What is expected: Check each line below for the word "Audio". How many have it? Answer with the number only.

= = = =

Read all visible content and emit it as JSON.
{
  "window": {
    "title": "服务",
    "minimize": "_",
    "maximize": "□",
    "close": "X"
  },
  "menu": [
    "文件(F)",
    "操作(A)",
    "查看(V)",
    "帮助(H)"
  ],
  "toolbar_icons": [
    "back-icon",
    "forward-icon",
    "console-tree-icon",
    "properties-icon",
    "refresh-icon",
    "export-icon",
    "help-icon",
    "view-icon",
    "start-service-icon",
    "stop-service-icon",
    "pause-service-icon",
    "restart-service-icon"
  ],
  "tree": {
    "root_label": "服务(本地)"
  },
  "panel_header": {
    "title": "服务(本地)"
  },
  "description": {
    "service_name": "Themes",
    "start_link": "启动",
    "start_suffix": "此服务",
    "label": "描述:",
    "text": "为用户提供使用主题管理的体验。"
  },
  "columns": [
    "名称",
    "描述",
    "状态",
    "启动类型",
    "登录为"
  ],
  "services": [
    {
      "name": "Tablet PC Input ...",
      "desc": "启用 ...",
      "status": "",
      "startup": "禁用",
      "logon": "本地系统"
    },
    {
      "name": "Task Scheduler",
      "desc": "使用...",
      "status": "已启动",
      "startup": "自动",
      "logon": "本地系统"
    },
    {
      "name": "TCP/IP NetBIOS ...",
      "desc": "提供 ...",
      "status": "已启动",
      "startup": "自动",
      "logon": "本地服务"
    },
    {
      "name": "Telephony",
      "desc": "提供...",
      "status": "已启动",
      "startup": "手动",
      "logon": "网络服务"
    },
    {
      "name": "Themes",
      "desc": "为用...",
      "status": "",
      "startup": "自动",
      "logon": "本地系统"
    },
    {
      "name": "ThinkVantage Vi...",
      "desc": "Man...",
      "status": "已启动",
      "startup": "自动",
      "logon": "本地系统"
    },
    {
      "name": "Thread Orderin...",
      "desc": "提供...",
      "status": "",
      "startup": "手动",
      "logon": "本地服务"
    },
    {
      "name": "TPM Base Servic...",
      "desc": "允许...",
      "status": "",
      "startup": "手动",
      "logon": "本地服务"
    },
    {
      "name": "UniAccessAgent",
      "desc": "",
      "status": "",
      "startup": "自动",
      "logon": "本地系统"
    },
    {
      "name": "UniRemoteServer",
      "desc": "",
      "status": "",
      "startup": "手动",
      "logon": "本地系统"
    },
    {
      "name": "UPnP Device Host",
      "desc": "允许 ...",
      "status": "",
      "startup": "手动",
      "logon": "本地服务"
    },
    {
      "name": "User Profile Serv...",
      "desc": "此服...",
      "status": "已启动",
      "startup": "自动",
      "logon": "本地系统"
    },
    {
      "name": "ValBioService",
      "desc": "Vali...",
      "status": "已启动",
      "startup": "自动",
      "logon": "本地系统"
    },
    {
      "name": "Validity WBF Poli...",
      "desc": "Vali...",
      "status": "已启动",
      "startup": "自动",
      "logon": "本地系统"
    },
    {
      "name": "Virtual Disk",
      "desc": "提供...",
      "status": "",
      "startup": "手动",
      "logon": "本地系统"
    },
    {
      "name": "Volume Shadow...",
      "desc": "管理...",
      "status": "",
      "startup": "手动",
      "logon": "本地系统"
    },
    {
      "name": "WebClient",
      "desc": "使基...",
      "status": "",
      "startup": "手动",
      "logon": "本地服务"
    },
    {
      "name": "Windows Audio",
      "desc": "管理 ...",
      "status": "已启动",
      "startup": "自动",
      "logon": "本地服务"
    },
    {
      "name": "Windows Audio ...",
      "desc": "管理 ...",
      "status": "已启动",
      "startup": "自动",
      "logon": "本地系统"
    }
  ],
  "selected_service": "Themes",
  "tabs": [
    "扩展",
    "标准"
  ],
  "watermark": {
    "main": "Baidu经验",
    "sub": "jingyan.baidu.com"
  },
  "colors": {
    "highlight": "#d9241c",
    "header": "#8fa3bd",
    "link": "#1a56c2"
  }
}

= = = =

The completed task: 2